▶ **GIVEN DATA**
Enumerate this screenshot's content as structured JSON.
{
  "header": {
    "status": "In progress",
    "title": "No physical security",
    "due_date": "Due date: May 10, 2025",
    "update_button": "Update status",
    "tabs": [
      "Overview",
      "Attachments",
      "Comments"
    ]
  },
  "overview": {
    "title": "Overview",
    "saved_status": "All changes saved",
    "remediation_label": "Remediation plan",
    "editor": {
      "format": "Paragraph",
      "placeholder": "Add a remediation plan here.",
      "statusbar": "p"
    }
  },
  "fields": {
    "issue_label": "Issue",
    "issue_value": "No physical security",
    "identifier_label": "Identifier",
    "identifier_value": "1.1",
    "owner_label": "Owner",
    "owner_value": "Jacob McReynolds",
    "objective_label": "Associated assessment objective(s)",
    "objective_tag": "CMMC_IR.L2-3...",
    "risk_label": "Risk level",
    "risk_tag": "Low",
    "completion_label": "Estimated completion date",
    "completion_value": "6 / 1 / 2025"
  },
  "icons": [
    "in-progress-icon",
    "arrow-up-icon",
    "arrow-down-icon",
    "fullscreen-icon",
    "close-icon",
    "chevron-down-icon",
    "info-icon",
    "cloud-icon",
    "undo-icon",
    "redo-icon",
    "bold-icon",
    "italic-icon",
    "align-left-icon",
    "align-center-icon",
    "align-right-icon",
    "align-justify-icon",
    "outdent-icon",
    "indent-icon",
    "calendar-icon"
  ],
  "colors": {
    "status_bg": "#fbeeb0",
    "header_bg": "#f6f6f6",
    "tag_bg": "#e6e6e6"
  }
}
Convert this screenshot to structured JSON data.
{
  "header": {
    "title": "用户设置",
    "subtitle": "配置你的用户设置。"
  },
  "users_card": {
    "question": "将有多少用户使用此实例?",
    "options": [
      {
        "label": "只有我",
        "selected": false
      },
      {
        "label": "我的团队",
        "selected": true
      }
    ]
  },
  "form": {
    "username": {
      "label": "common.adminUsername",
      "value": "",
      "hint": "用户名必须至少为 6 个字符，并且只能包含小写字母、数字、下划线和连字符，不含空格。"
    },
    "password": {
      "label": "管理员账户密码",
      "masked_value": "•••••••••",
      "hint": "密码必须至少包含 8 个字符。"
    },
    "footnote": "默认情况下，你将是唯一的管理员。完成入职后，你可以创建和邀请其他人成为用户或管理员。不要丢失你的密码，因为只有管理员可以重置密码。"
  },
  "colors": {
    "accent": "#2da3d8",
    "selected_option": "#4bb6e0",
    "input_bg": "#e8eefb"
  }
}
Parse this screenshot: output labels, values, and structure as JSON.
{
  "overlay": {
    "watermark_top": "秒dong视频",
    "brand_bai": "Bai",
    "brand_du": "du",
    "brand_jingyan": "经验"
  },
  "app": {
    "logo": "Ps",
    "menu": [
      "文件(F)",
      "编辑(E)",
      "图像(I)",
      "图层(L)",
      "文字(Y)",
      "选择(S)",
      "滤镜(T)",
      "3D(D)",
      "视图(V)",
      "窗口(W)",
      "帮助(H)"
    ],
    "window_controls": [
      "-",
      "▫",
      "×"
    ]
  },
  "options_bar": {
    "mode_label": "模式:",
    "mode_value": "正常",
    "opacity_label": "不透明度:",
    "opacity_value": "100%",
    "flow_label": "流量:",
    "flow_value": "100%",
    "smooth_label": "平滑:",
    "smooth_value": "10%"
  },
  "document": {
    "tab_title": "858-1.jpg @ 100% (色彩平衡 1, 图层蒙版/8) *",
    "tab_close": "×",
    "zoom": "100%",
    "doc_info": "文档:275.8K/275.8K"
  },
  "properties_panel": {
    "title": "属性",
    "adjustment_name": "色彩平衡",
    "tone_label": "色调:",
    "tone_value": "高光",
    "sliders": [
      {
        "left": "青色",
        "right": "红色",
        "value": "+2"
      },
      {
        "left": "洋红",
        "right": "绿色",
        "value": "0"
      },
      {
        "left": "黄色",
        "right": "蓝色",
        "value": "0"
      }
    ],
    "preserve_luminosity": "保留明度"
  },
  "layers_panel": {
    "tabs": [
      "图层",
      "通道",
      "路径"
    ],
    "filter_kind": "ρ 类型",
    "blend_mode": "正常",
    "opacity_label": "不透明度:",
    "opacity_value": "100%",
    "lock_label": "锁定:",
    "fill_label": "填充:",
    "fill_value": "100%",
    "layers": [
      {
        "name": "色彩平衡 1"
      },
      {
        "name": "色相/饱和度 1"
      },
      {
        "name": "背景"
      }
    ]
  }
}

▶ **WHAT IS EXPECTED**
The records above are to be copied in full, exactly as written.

▶ **RESULT OF THE TASK**
Enumerate this screenshot's content as structured JSON.
{
  "header": {
    "status": "In progress",
    "title": "No physical security",
    "due_date": "Due date: May 10, 2025",
    "update_button": "Update status",
    "tabs": [
      "Overview",
      "Attachments",
      "Comments"
    ]
  },
  "overview": {
    "title": "Overview",
    "saved_status": "All changes saved",
    "remediation_label": "Remediation plan",
    "editor": {
      "format": "Paragraph",
      "placeholder": "Add a remediation plan here.",
      "statusbar": "p"
    }
  },
  "fields": {
    "issue_label": "Issue",
    "issue_value": "No physical security",
    "identifier_label": "Identifier",
    "identifier_value": "1.1",
    "owner_label": "Owner",
    "owner_value": "Jacob McReynolds",
    "objective_label": "Associated assessment objective(s)",
    "objective_tag": "CMMC_IR.L2-3...",
    "risk_label": "Risk level",
    "risk_tag": "Low",
    "completion_label": "Estimated completion date",
    "completion_value": "6 / 1 / 2025"
  },
  "icons": [
    "in-progress-icon",
    "arrow-up-icon",
    "arrow-down-icon",
    "fullscreen-icon",
    "close-icon",
    "chevron-down-icon",
    "info-icon",
    "cloud-icon",
    "undo-icon",
    "redo-icon",
    "bold-icon",
    "italic-icon",
    "align-left-icon",
    "align-center-icon",
    "align-right-icon",
    "align-justify-icon",
    "outdent-icon",
    "indent-icon",
    "calendar-icon"
  ],
  "colors": {
    "status_bg": "#fbeeb0",
    "header_bg": "#f6f6f6",
    "tag_bg": "#e6e6e6"
  }
}
Convert this screenshot to structured JSON data.
{
  "header": {
    "title": "用户设置",
    "subtitle": "配置你的用户设置。"
  },
  "users_card": {
    "question": "将有多少用户使用此实例?",
    "options": [
      {
        "label": "只有我",
        "selected": false
      },
      {
        "label": "我的团队",
        "selected": true
      }
    ]
  },
  "form": {
    "username": {
      "label": "common.adminUsername",
      "value": "",
      "hint": "用户名必须至少为 6 个字符，并且只能包含小写字母、数字、下划线和连字符，不含空格。"
    },
    "password": {
      "label": "管理员账户密码",
      "masked_value": "•••••••••",
      "hint": "密码必须至少包含 8 个字符。"
    },
    "footnote": "默认情况下，你将是唯一的管理员。完成入职后，你可以创建和邀请其他人成为用户或管理员。不要丢失你的密码，因为只有管理员可以重置密码。"
  },
  "colors": {
    "accent": "#2da3d8",
    "selected_option": "#4bb6e0",
    "input_bg": "#e8eefb"
  }
}
Parse this screenshot: output labels, values, and structure as JSON.
{
  "overlay": {
    "watermark_top": "秒dong视频",
    "brand_bai": "Bai",
    "brand_du": "du",
    "brand_jingyan": "经验"
  },
  "app": {
    "logo": "Ps",
    "menu": [
      "文件(F)",
      "编辑(E)",
      "图像(I)",
      "图层(L)",
      "文字(Y)",
      "选择(S)",
      "滤镜(T)",
      "3D(D)",
      "视图(V)",
      "窗口(W)",
      "帮助(H)"
    ],
    "window_controls": [
      "-",
      "▫",
      "×"
    ]
  },
  "options_bar": {
    "mode_label": "模式:",
    "mode_value": "正常",
    "opacity_label": "不透明度:",
    "opacity_value": "100%",
    "flow_label": "流量:",
    "flow_value": "100%",
    "smooth_label": "平滑:",
    "smooth_value": "10%"
  },
  "document": {
    "tab_title": "858-1.jpg @ 100% (色彩平衡 1, 图层蒙版/8) *",
    "tab_close": "×",
    "zoom": "100%",
    "doc_info": "文档:275.8K/275.8K"
  },
  "properties_panel": {
    "title": "属性",
    "adjustment_name": "色彩平衡",
    "tone_label": "色调:",
    "tone_value": "高光",
    "sliders": [
      {
        "left": "青色",
        "right": "红色",
        "value": "+2"
      },
      {
        "left": "洋红",
        "right": "绿色",
        "value": "0"
      },
      {
        "left": "黄色",
        "right": "蓝色",
        "value": "0"
      }
    ],
    "preserve_luminosity": "保留明度"
  },
  "layers_panel": {
    "tabs": [
      "图层",
      "通道",
      "路径"
    ],
    "filter_kind": "ρ 类型",
    "blend_mode": "正常",
    "opacity_label": "不透明度:",
    "opacity_value": "100%",
    "lock_label": "锁定:",
    "fill_label": "填充:",
    "fill_value": "100%",
    "layers": [
      {
        "name": "色彩平衡 1"
      },
      {
        "name": "色相/饱和度 1"
      },
      {
        "name": "背景"
      }
    ]
  }
}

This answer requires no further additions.